Weinberger, Kate R., Haykin, Leah, Eliot, Melissa N., Schwartz, Joel D., Gasparrini, Antonio, Wellenius, Gregory A.
Environment international 2017
cities, climate change, climate models, confidence interval, greenhouse gas emissions, mortality, people, population size, public health, temperature, United States

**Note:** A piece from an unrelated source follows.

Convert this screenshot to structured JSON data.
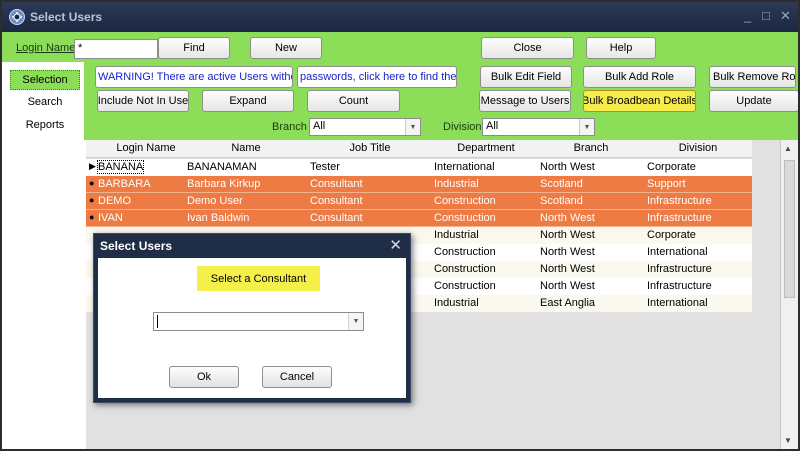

There is an established U-shaped association between daily temperature and mortality. Temperature changes projected through the end of century are expected to lead to higher rates of heat-related mortality but also lower rates of cold-related mortality, such that the net change in temperature-related mortality will depend on location.We quantified the change in heat-, cold-, and temperature-related mortality rates through the end of the century across 10 large US metropolitan areas.We applied location-specific projections of future temperature from over 40 downscaled climate models to exposure-response functions relating daily temperature and mortality in 10 US metropolitan areas to estimate the change in temperature-related mortality rates in 2045–2055 and 2085–2095 compared to 1992–2002, under two greenhouse gas emissions scenarios (RCP 4.5 and 8.5). We further calculated the total number of deaths attributable to temperature in 1997, 2050, and 2090 in each metropolitan area, either assuming constant population or accounting for projected population growth.In each of the 10 metropolitan areas, projected future temperatures were associated with lower rates of cold-related deaths and higher rates of heat-related deaths. Under the higher-emission RCP 8.5 scenario, 8 of the 10 metropolitan areas are projected to experience a net increase in annual temperature-related deaths per million people by 2086–2095, ranging from a net increase of 627 (95% empirical confidence intervals [eCI]: 239, 1018) deaths per million in Los Angeles to a net decrease of 59 (95% eCI: −485, 314) deaths per million in Boston. Applying these projected temperature-related mortality rates to projected population size underscores the large public health burden of temperature.Increases in the heat-related death rate are projected to outweigh decreases in the cold-related death rate in 8 out of 10 cities studied under a high emissions scenario. Adhering to a lower emission scenario has the potential to substantially reduce future temperature-related mortality.